I’m Tall (But I’m Not THAT Tall)

I’m 6’3″. Which means I’m tall, but I’m not that tall. I have a good friend, and he is 6’5″, which is taller, but still not that tall. We hang out a lot together, and when we do, awkward encounters regarding our height often happen. But the strangest is when we’re out at a bar or club, and drunk guys come up to us.

The guys are never short, never tall, always average. 5’9″ – 5’11”, without fail. It works similarly like I assume it would if I were a woman being hit on by a drunk guy. He’ll stare creepily, without shame, for minutes. Usually without blinking. Then he’ll walk directly over and get obnoxiously close, and I already know the gist of what he’s going to say. I knew since the third straight second he started staring. “Man you guys are tall,” he’ll practically shout. “Yeah,” either of us will say. Then he’ll make a tall joke. That will be followed by a story about a friend he has that is (usually) taller than either of us. And he’s always a great guy, this taller friend. But he’s also not afraid to kick anyone’s ass.

The story turns into a choose-your-own-adventure at this juncture. He will:

  1. Ask if he can buy us a round.
  2. Keep standing obnoxiously close but turn silent, not sure where to take things from here.
  3. Ask exactly how tall we each are.
  4. Guess exactly how tall we each are.
  5. Ask if we play basketball.
  6. Ask us what’s going on, what’s cool, what’s happening. You know, because we’re tall. I’m not complaining. Just stating that people (especially drunk men of average height) assume that because I’m tall, I know the scoop.

Yet, there are things that normally come up in casual conversation with people I meet that rarely come up in these situations. Like:

  • Anything about women.
  • Anything about family, like if I have kids or a wife.
  • What I do for a living (unless it’s basketball).
  • Anything other than being tall, for that matter.

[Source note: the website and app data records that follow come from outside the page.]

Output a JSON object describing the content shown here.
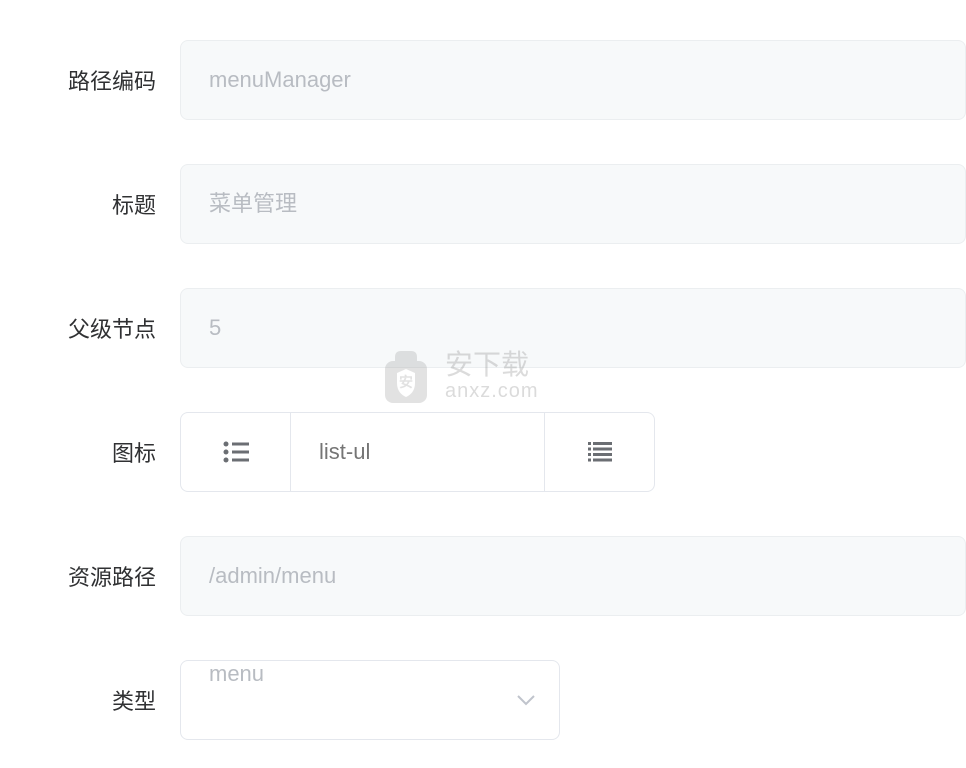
{
  "form": {
    "pathCode": {
      "label": "路径编码",
      "placeholder": "menuManager",
      "value": ""
    },
    "title": {
      "label": "标题",
      "placeholder": "菜单管理",
      "value": ""
    },
    "parentNode": {
      "label": "父级节点",
      "placeholder": "5",
      "value": ""
    },
    "icon": {
      "label": "图标",
      "placeholder": "list-ul",
      "value": ""
    },
    "resourcePath": {
      "label": "资源路径",
      "placeholder": "/admin/menu",
      "value": ""
    },
    "type": {
      "label": "类型",
      "selected": "menu"
    }
  },
  "watermark": {
    "cn": "安下载",
    "en": "anxz.com"
  }
}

Even if the conversation is 20 minutes long (I’ve done a lot of hosting or emceeing that requires me to be cordial, so I can’t just up and leave), the guy will find different things to talk about regarding height. Or he’ll just stand there silently for 20 minutes, comforted by the knowledge that he is standing next to two tall men.

I don’t want to draw conclusions here, rather simply point out facts. Here are some more:

  • This rarely happens when I’m alone, it always happens when I’m with my friend. And I do mean always. It’ll be once if we’re at a grocery store. Probably 2-3 times or more at a bar. My friend says the same thing, that he rarely gets approached alone.
  • We are also often approached by groups of drunk girls that scream, “OHMYGOD It’s my birthday, can we please get a picture with you guys?” No, they’re not hitting on us. Trust me, we’ve tried with those. They just want a picture. And it’s always a birthday.

The most awkward time which was hilarious in hindsight was when a guy that fit the profile except he was also in a wheelchair rolled up to me in a noisy club and asked something and I nodded and said “yeah” even though he was too low for me to hear even though I bent down so low I had to steady myself on his armrest. I carried on for minutes before realizing he had asked me if we were professional volleyball players, and I kept going along with it. When I had finally realized what was going on, I was in way too deep, and told my friend to play along, and we told this guy about how awesome it was to tour the world playing volleyball. He asked if we were headed to the Olympics that year, and I shrugged and said, “Well, we’ll see,” which was probably not the right answer seeing as how the games were only like two months away. Oh well. At least he was easy to get away from.